Pride Month

Gabriel (Don) Rodriguez, Writer

June, aka pride month, is a time that many people look forward to. LGBTQ people and allies gather to celebrate queer history and resilence. Pride celebrations look different depending on where they take place, but you can usually expect to see booths of various organizations, food trucks, drag performances, and a parade. But pride wasn’t always about celebrating. The first “pride” on June 28th, 1969 was an uprising following a violent police raid at a gay bar; The Stonewall Inn.


Gay bars were an easy target to police because the New York State Liquor Authority punished and shut down bars that served alcohol to LGBT patrons. At the time people could also be arrested for “crossdressing” or solicitation of same-sex relations. Rusty Brown was a drag queen who was interviewed by The Lesbian and Gay History Project in 1983 about their experiences, they said, “I have been arrested in New York more times than I have fingers and toes, for wearing pants and a shirt.” She also added, “you had to have three pieces of female attire” to avoid getting arrested. This is known as the three-article-rule, it can be seen referenced in many of the police reports leading up to the Stonewall riots. 


On the night of June 28th police raided the bar and attacked its patrons. They arrested at least thirteen people, mostly drag queens/trans women and gay men of color. But this was nothing new, what made this day special is that this time the LGBT people began fighting back. FirstPost has stated, “At one point, an officer hit a lesbian over the head as he forced her into the police van— she shouted to onlookers to act, inciting the crowd to throw pennies, bottles, cobblestones, and other objects at the police.” There has been controversy within the queer community over who really started the uprising, but Marsha P. Johnson, a black trans activist, is rumored to have thrown the first brick. The crowd grew and the fighting escalated, the Stonewall Uprising lasted over five days. 


This was a turning point for LGBT rights. The way that the community banded together to defend themselves inspired people. The very first pride parade was to commemorate the one-year anniversary of the Stonewall uprising.

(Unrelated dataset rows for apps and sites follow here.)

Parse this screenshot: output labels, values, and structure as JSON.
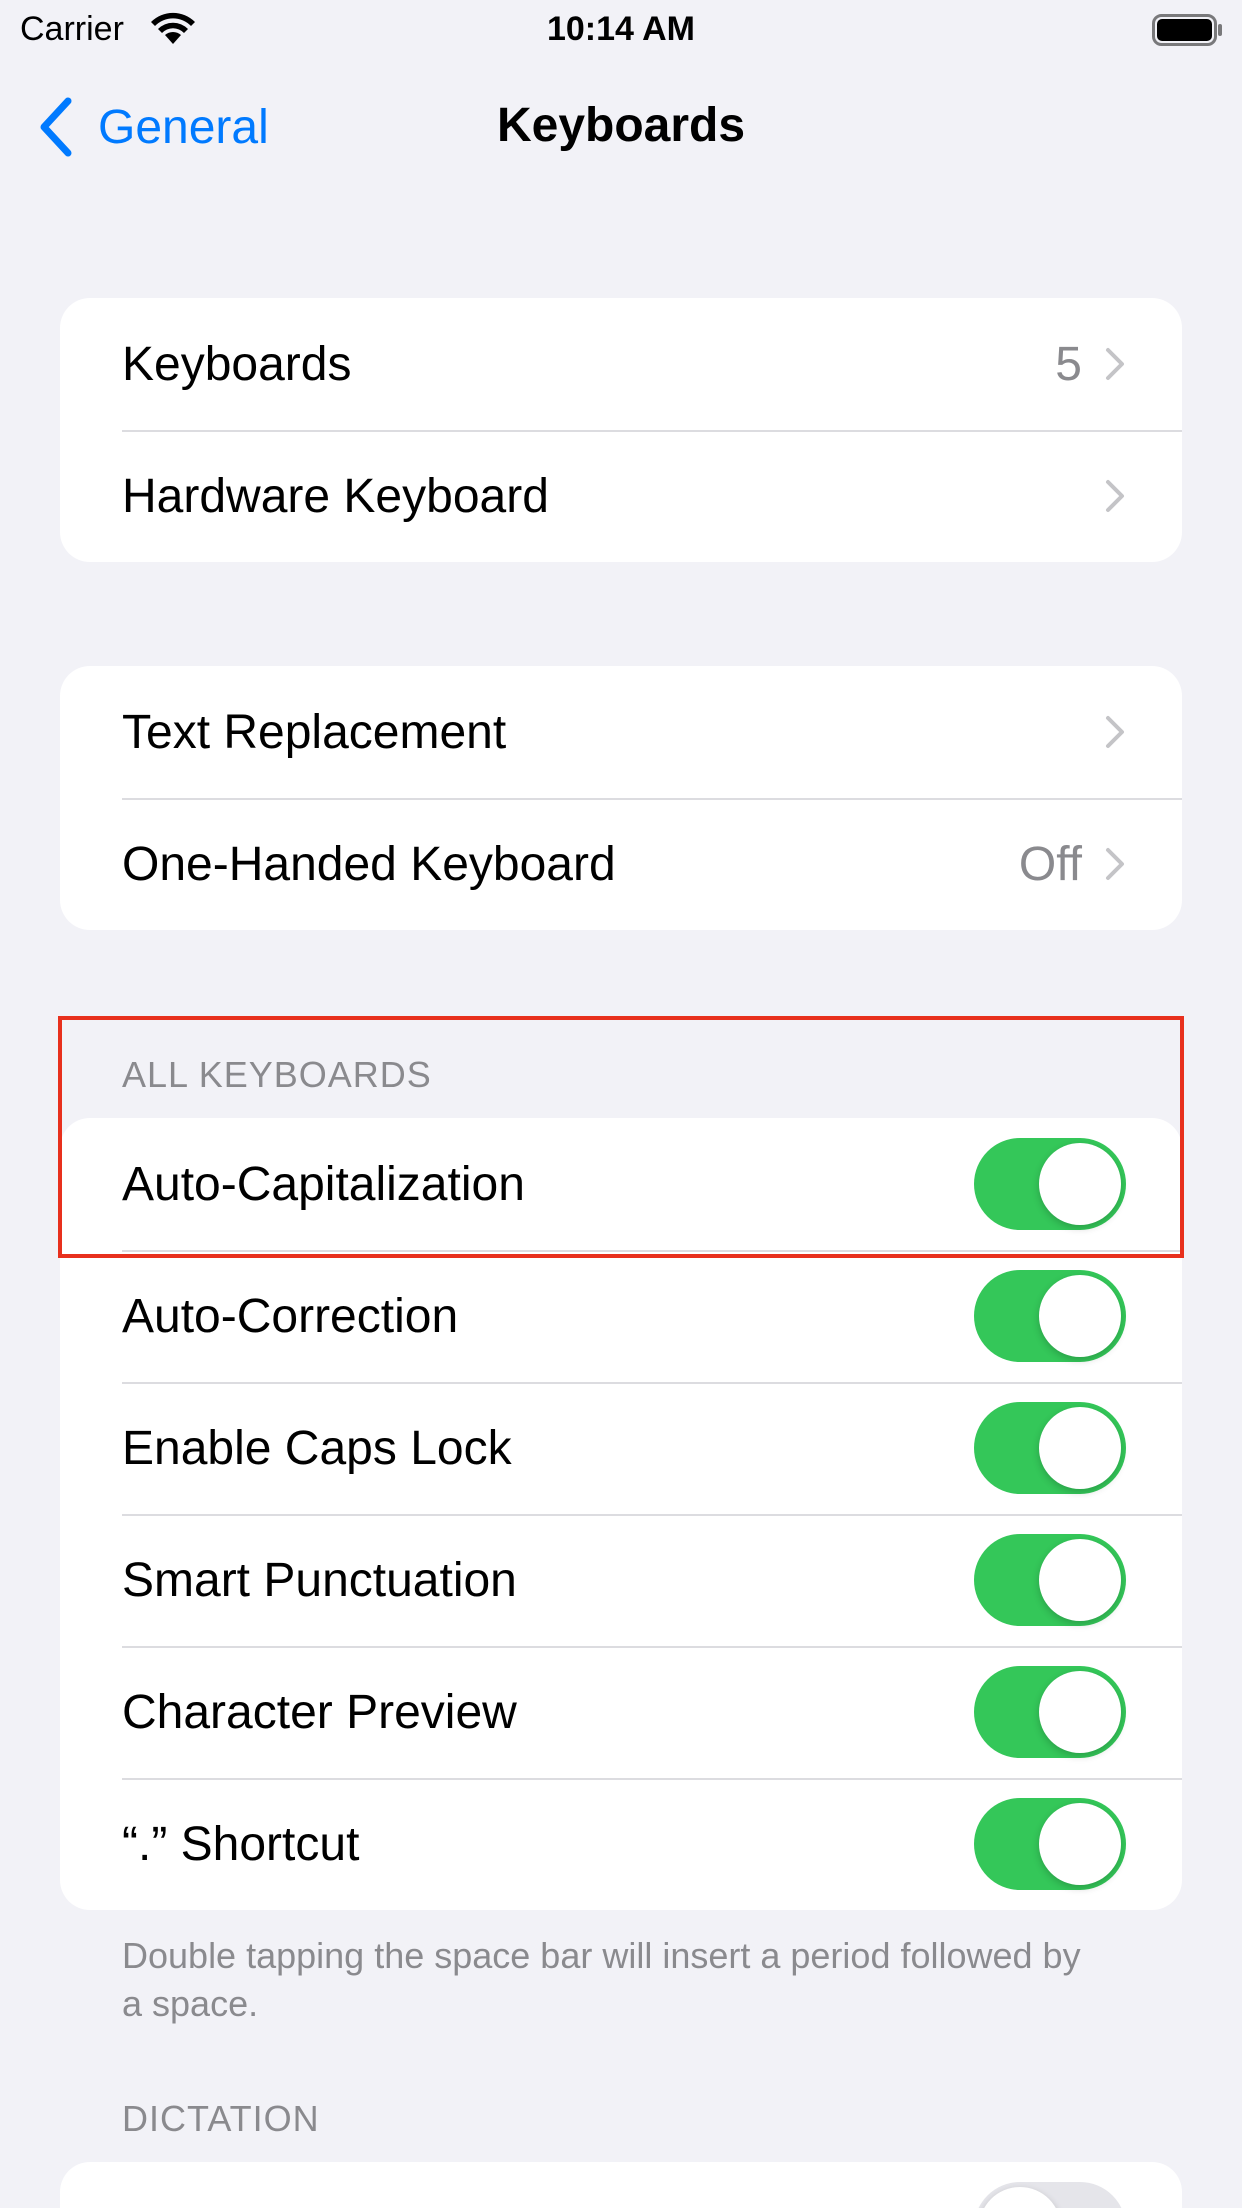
{
  "status_bar": {
    "carrier": "Carrier",
    "time": "10:14 AM"
  },
  "nav": {
    "back_label": "General",
    "title": "Keyboards"
  },
  "group1": {
    "rows": [
      {
        "label": "Keyboards",
        "value": "5"
      },
      {
        "label": "Hardware Keyboard",
        "value": ""
      }
    ]
  },
  "group2": {
    "rows": [
      {
        "label": "Text Replacement",
        "value": ""
      },
      {
        "label": "One-Handed Keyboard",
        "value": "Off"
      }
    ]
  },
  "all_keyboards": {
    "header": "ALL KEYBOARDS",
    "rows": [
      {
        "label": "Auto-Capitalization",
        "on": true
      },
      {
        "label": "Auto-Correction",
        "on": true
      },
      {
        "label": "Enable Caps Lock",
        "on": true
      },
      {
        "label": "Smart Punctuation",
        "on": true
      },
      {
        "label": "Character Preview",
        "on": true
      },
      {
        "label": "“.” Shortcut",
        "on": true
      }
    ],
    "footer": "Double tapping the space bar will insert a period followed by a space."
  },
  "dictation": {
    "header": "DICTATION",
    "toggle_on": false
  },
  "colors": {
    "accent": "#007aff",
    "toggle_on": "#34c759",
    "highlight": "#e8301d"
  }
}
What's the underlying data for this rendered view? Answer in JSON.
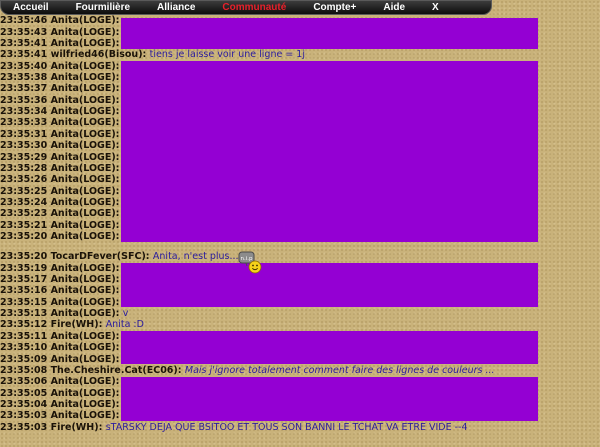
{
  "nav": {
    "items": [
      "Accueil",
      "Fourmilière",
      "Alliance",
      "Communauté",
      "Compte+",
      "Aide",
      "X"
    ],
    "active_index": 3,
    "active_color": "#e8202a"
  },
  "theme": {
    "background": "#c9b27a",
    "highlight_block": "#9400d3",
    "message_text": "#2a1c9e"
  },
  "chat": {
    "lines": [
      {
        "time": "23:35:46",
        "author": "Anita(LOGE):",
        "text": ""
      },
      {
        "time": "23:35:43",
        "author": "Anita(LOGE):",
        "text": ""
      },
      {
        "time": "23:35:41",
        "author": "Anita(LOGE):",
        "text": ""
      },
      {
        "time": "23:35:41",
        "author": "wilfried46(Bisou):",
        "text": "tiens je laisse voir une ligne = 1j"
      },
      {
        "time": "23:35:40",
        "author": "Anita(LOGE):",
        "text": ""
      },
      {
        "time": "23:35:38",
        "author": "Anita(LOGE):",
        "text": ""
      },
      {
        "time": "23:35:37",
        "author": "Anita(LOGE):",
        "text": ""
      },
      {
        "time": "23:35:36",
        "author": "Anita(LOGE):",
        "text": ""
      },
      {
        "time": "23:35:34",
        "author": "Anita(LOGE):",
        "text": ""
      },
      {
        "time": "23:35:33",
        "author": "Anita(LOGE):",
        "text": ""
      },
      {
        "time": "23:35:31",
        "author": "Anita(LOGE):",
        "text": ""
      },
      {
        "time": "23:35:30",
        "author": "Anita(LOGE):",
        "text": ""
      },
      {
        "time": "23:35:29",
        "author": "Anita(LOGE):",
        "text": ""
      },
      {
        "time": "23:35:28",
        "author": "Anita(LOGE):",
        "text": ""
      },
      {
        "time": "23:35:26",
        "author": "Anita(LOGE):",
        "text": ""
      },
      {
        "time": "23:35:25",
        "author": "Anita(LOGE):",
        "text": ""
      },
      {
        "time": "23:35:24",
        "author": "Anita(LOGE):",
        "text": ""
      },
      {
        "time": "23:35:23",
        "author": "Anita(LOGE):",
        "text": ""
      },
      {
        "time": "23:35:21",
        "author": "Anita(LOGE):",
        "text": ""
      },
      {
        "time": "23:35:20",
        "author": "Anita(LOGE):",
        "text": ""
      },
      {
        "time": "23:35:20",
        "author": "TocarDFever(SFC):",
        "text": "Anita, n'est plus..."
      },
      {
        "time": "23:35:19",
        "author": "Anita(LOGE):",
        "text": ""
      },
      {
        "time": "23:35:17",
        "author": "Anita(LOGE):",
        "text": ""
      },
      {
        "time": "23:35:16",
        "author": "Anita(LOGE):",
        "text": ""
      },
      {
        "time": "23:35:15",
        "author": "Anita(LOGE):",
        "text": ""
      },
      {
        "time": "23:35:13",
        "author": "Anita(LOGE):",
        "text": "v"
      },
      {
        "time": "23:35:12",
        "author": "Fire(WH):",
        "text": "Anita :D"
      },
      {
        "time": "23:35:11",
        "author": "Anita(LOGE):",
        "text": ""
      },
      {
        "time": "23:35:10",
        "author": "Anita(LOGE):",
        "text": ""
      },
      {
        "time": "23:35:09",
        "author": "Anita(LOGE):",
        "text": ""
      },
      {
        "time": "23:35:08",
        "author": "The.Cheshire.Cat(EC06):",
        "text": "Mais j'ignore totalement comment faire des lignes de couleurs ...",
        "italic": true
      },
      {
        "time": "23:35:06",
        "author": "Anita(LOGE):",
        "text": ""
      },
      {
        "time": "23:35:05",
        "author": "Anita(LOGE):",
        "text": ""
      },
      {
        "time": "23:35:04",
        "author": "Anita(LOGE):",
        "text": ""
      },
      {
        "time": "23:35:03",
        "author": "Anita(LOGE):",
        "text": ""
      },
      {
        "time": "23:35:03",
        "author": "Fire(WH):",
        "text": "sTARSKY DEJA QUE BSITOO ET TOUS SON BANNI LE TCHAT VA ETRE VIDE --4"
      }
    ]
  },
  "smiley": {
    "label": "n.i.p",
    "icon": "smiley-face-icon"
  }
}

Thousands of people marched to Central Park starting at the Stonewall Inn. The tradition has spread like wildfire. Pride parades in June are now a global phenomenon. The Stonewall uprising is why we have pride, it was a pivotal point in queer history.